The Cron Job/Crontab
To have your task run at this frequency, use the following cron:
0 18 */10 * *
This cron command translates to the following (in Human-Readable format):
“Every 10 days at 6:00 pm.”
What is a Cron Job & Crontab?
A cron job is a time-based task that is set to run at specific intervals. This can be anything from running a backup script every night to sending out an email notification once a week. Cron jobs are typically used for maintenance or repetitive tasks.
A crontab (also known as a “cron table”) is a file that contains a list of commands that are executed at specified times.
Every cron job uses five fields.
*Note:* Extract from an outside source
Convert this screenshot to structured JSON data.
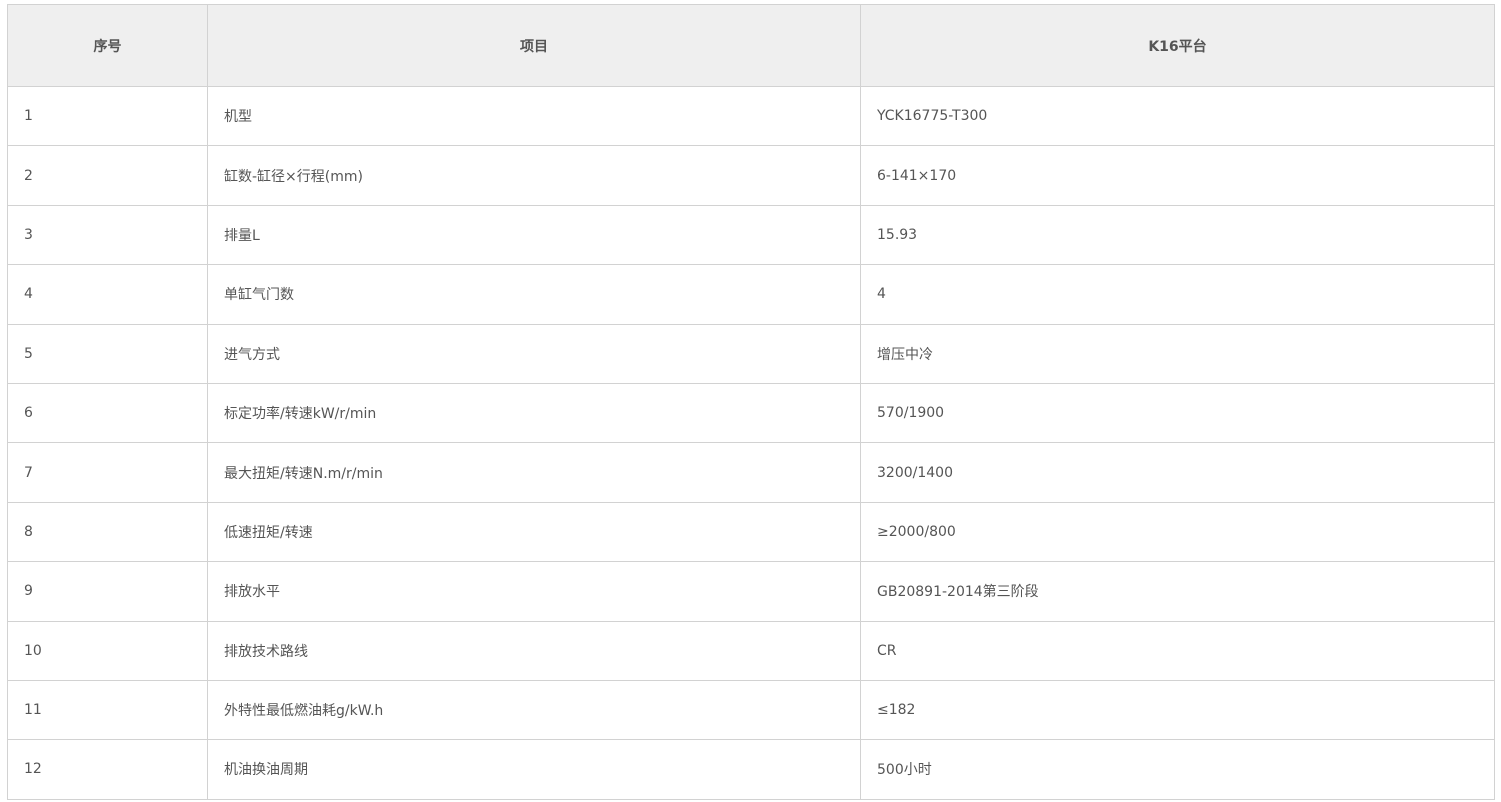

Here is an explanation of what each field does in this cron, which runs “every 10 days at 6:00 pm“:
FUN FACT: If you need to delete a cron job, simply remove the corresponding line from the crontab file and save your changes..
You might want to set up a crontab or cron job to run every 10 days at 6:00 pm for several reasons, including:
- Backing up your data
- Generate reports
- Restart a service
- Backup a database
Similar Cron Jobs
You might also want to run a crontab:
FUN FACT: Cron is one of the most powerful tools available on a Linux system – use it wisely!.
In this article, you learned how to set up a cron job that runs every 10 days at 6:00 pm. Please share this page with friends and colleagues if you find it useful.
If you have any questions, please don’t hesitate to comment below.
If you are looking for cron jobs that run at certain minutes, hours, days, weekdays, or months, or if you are looking for miscellaneous cron jobs, then check out our relevant sections, or visit our crontab cheat sheet for a list of hundreds of popular cron jobs.